In this book, I offer a close reading of all the major poetry of Alfred, Lord Tennyson, together with the work of six Victorian “sages”: Matthew Arnold, T. H. Huxley, Cardinal Newman, John Stuart Mill, Thomas Carlyle, and John Ruskin.  My central thesis is that the Victorians were the first people to face directly the challenges, confusions, and upheavals of the modern world.  It is their struggles–especially their struggles with faith, science, consumerism, and progress–that are most like our own, and it is therefore their solutions that most demand our attention.

SCRIPTS

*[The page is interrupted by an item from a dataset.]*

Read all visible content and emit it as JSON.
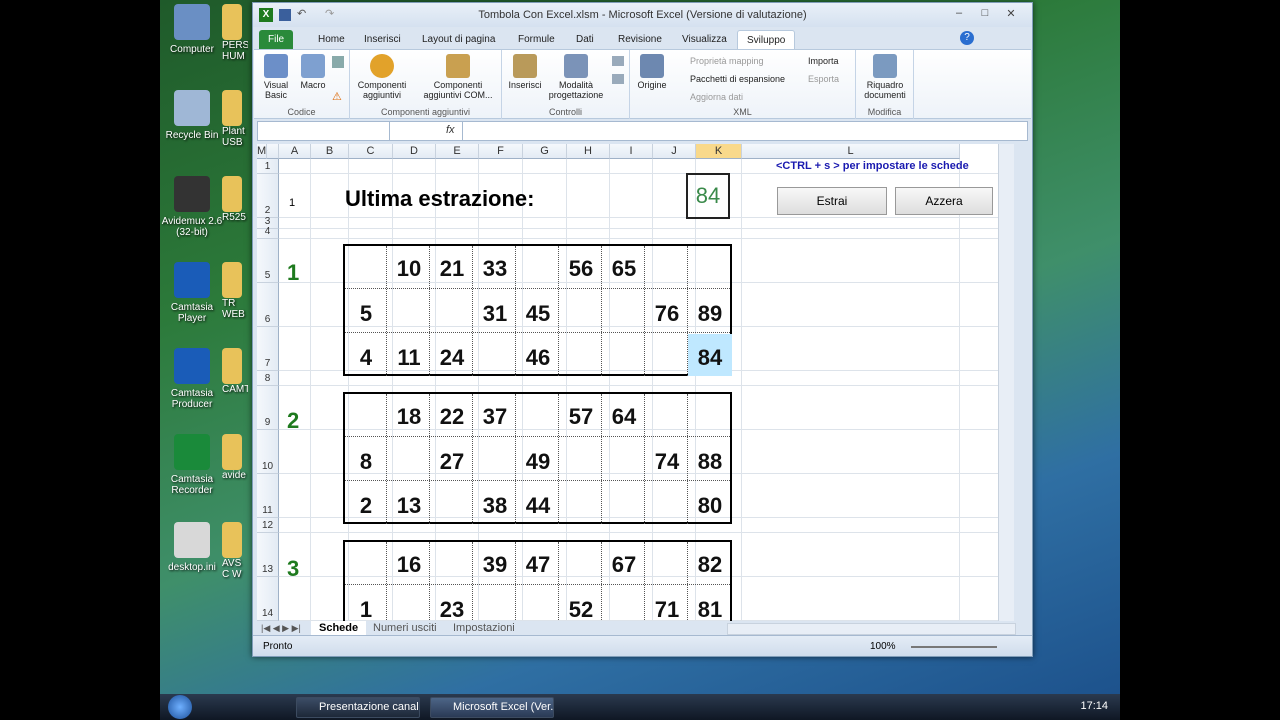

Jack and Tollers (co-writer), a screenplay about the life, work, and conversion of  C. S. Lewis, his friendship with J. R. R. Tolkien, and the events that influenced the creation of The Chronicles of Narnia and The Lord of the Rings; currently in pre-production.

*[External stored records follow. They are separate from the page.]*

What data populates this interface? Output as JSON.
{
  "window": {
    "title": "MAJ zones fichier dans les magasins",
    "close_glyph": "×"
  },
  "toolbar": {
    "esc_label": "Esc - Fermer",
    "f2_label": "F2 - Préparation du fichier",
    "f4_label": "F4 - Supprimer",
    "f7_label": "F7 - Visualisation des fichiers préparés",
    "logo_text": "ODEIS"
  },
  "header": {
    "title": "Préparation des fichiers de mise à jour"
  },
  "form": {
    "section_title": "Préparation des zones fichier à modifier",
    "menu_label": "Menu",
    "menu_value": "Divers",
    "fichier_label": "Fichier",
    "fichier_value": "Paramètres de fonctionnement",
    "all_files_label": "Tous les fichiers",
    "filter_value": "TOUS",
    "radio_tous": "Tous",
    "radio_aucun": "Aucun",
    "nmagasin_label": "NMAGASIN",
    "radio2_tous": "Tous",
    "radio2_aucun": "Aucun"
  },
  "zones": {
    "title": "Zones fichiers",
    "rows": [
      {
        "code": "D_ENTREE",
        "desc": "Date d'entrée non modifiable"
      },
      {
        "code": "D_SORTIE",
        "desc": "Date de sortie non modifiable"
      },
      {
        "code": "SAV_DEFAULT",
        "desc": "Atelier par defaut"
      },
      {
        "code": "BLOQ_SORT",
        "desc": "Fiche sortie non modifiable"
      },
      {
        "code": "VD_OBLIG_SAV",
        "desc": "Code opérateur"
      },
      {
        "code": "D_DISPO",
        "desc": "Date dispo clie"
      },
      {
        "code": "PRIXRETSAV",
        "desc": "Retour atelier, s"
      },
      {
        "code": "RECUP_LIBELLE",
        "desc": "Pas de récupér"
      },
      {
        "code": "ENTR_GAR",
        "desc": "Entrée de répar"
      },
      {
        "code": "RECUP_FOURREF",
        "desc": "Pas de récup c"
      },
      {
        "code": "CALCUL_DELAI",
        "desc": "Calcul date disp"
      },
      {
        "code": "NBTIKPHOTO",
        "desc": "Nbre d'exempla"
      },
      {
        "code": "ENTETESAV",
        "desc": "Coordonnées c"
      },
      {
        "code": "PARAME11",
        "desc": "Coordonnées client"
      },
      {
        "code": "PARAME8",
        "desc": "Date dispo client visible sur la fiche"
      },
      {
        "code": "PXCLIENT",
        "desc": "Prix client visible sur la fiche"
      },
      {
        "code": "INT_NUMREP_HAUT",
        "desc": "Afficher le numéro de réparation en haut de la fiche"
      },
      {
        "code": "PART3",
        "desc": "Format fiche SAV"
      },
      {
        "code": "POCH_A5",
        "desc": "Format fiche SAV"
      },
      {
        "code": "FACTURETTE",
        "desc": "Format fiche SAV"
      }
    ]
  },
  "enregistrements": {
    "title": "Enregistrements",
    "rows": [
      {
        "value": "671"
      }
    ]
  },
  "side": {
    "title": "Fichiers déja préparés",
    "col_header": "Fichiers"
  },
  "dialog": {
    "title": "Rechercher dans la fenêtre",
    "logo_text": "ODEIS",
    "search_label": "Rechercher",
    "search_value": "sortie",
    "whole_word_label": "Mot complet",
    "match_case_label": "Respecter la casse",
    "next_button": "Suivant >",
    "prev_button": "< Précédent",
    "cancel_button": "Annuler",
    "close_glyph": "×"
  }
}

Stacey’s Song (co-writer), a Church youth musical for which I wrote the script and lyrics.

The Oresteia of Aeschylus (co-adaptation), I took an adaptation of the trilogy translated literally into English and revised and edited it into poetic-idiomatic English; it was performed by a Greek acting troupe in various locations in America as well as off-Broadway, Fall of 2010.

The Iphigenia in Tauris of Euripides, adapted-edited-rendered into modern English; performed by Greek acting troupe in Theatre Row Studios (off-Broadway; 410 West 42nd St, NYC) Nov 7-Dec 4, 2011. Also performed in Houston, Dallas, Chicago, Portland, and Vancouver, Canada.

The Helen of Euripides, adapted-edited-rendered into modern English; performed by Greek troupe at LaMaMa ETC (off-Broadway; 74A East 4th St, NYC) Sept 11-23, 2012.

The Electra of Sophocles, adapted-edited-rendered into modern English; to be performed by Greek troupe in Theatre Row Studios (off-Broadway; 410 West 42nd St, NYC) Mar 3-17, 2013.

The Medea of Euripides, adapted, edited, and rendered into modern English; scheduled to be performed by Greek acting troupe in 2014.

The Oedipus & Oedipus at Colonus of Sophocles, adapted, edited, and rendered into modern English; scheduled to be performed by Greek acting troupe in 2015.

BOOK CHAPTERS

“How Boethius Built a Bridge from Ancient Pagan to Medieval Christian,” Ignatius Critical Edition of Boethius’ Consolation of Philosophy, Ignatius Press, 2012.

“In the Shadow of the Aeneid: Virgilian Hope and Sadness in the Life and Work of C. S. Lewis,” The Ten Books That Most Influenced C.S. Lewis, pending from InterVarsity Press, 2013.

“The Externalization of the Internal: Perception in Blake’s Songs of Innocence and Experience,” Ignatius Critical Edition of The Romantic Poets, Volume I, Ignatius Press, due out 2013.

“Deconstructing Deconstruction: Redeeming the Signifier in George Herbert’s ‘Redemption,’” Ignatius Critical Edition of The Metaphysical Poets, Ignatius Press, due out 2013.

“Lord Byron Learns to Laugh: The Perfecting and Exorcising of the Byronic Hero,” Ignatius Critical Edition of The Romantic Poets, Volume II Ignatius Press, due out 2013-14.

“Honeydew Ethics: The Dark Side of Romantic Inspiration,” in Literature and Ethics: From the Green Knight to the Dark Knight, Cambridge Scholars Press, 2011.

“Biography of Robert Browning,” Encyclopedia of Christian Literature,” 2 volumes, edited by George Kurian for Scarecrow Press, 2010.

“Aslan in the Public Square,” in Reasons for Faith.  Edited by Norman L. Geisler, Chad Meister, and Eric Pement for Good News Publishers/Crossway Books, 2007.

“Nobody Does it Better,” in James Bond in the 21st Century: Why we Still Need 007.  Edited by Glenn Yeffeth for BenBella, 2006.

“Redeeming Postmodernism.” in Revisiting Narnia: Fantasy, Myth and Religion in C. S. Lewis’s Chronicles.  Edited by Shanna Caughey for BenBella, 2005.